I was excited to pick up the latest selection for the KC Public Library’s Stranger than Fiction book club a couple weeks ago: Unbroken: A World War II Story of Survival, Resilience and Redemption by Laura Hillenbrand. I was looking forward to discussing it at the monthly meeting, since I couldn’t make it the last couple of months, but unfortunately it was canceled due to other things happening at the library… and and I can’t make the make-up meeting, boo! Oh well. I’m still glad I read it. I’m also counting Unbroken as my start-reading-a-third-book goal for the Bout of Books 7.0 read-a-thon.
Unbroken is a biography of Louie Zamperini, a former Olympian runner from California, who faced one harrowing situation after another during his service in the Air Force during World War II, and the physical/emotional consequences following the war. After his plane is gunned down in the middle of the Pacific, Louie is one of three survivors who drift for weeks on end, battling storms, sharks, thirst, hunger, and insanity. You think, “that’s the worst ever!” and THEN, they come upon an island that is, of course, occupied by Japan, where they are interrogated, enslaved, tortured, and starved for years.
I don’t want to spoil it, but re-reading my description up there—I just want to say that Unbroken is not an all-around downer. The aftermath of the war for the veterans is the saddest part, and that’s no secret—depression, alcoholism, PTSD, etc. Louie and his friends’ tenacity, inner strength, and perseverance through these trying times were humbling and inspiring. I didn’t particularly buy that Louie “saw the light” in only two sessions of a commercial evangelist’s show… but I’m glad for the outcome for Louie. He has had a truly remarkable life, and is still going strong at age 97 in 2013!

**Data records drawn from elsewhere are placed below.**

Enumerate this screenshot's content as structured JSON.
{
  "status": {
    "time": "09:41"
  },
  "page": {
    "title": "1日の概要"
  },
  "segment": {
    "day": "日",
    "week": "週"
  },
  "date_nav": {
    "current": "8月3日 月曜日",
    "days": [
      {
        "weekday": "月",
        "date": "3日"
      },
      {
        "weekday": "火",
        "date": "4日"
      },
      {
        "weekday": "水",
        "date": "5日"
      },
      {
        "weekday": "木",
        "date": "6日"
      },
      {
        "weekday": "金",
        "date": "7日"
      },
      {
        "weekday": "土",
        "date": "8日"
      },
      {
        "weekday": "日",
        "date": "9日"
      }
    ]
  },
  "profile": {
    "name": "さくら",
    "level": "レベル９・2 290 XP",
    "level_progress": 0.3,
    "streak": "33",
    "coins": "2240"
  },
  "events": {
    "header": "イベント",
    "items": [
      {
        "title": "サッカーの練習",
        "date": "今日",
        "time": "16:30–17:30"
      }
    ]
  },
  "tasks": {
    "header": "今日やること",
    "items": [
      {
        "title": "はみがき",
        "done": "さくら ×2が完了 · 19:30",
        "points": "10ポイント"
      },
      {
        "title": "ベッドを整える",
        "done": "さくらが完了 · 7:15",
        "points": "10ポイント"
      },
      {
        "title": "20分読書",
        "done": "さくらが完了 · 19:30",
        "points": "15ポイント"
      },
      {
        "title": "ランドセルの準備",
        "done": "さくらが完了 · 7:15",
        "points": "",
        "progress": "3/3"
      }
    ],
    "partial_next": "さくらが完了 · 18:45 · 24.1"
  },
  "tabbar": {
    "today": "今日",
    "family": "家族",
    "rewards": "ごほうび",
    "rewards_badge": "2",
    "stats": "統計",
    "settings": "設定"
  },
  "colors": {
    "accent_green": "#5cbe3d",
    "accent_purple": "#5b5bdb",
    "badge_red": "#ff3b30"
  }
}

Now that I’m writing this post over Memorial Day weekend, I feel even more grateful to have read this book—I really had no idea how horrible the conditions were at Pacific POW camps. Reading Unbroken gave me an even deeper appreciation the service and sacrifices our military—current and veteran—make every day.
Read from May 18 to 23, 2013.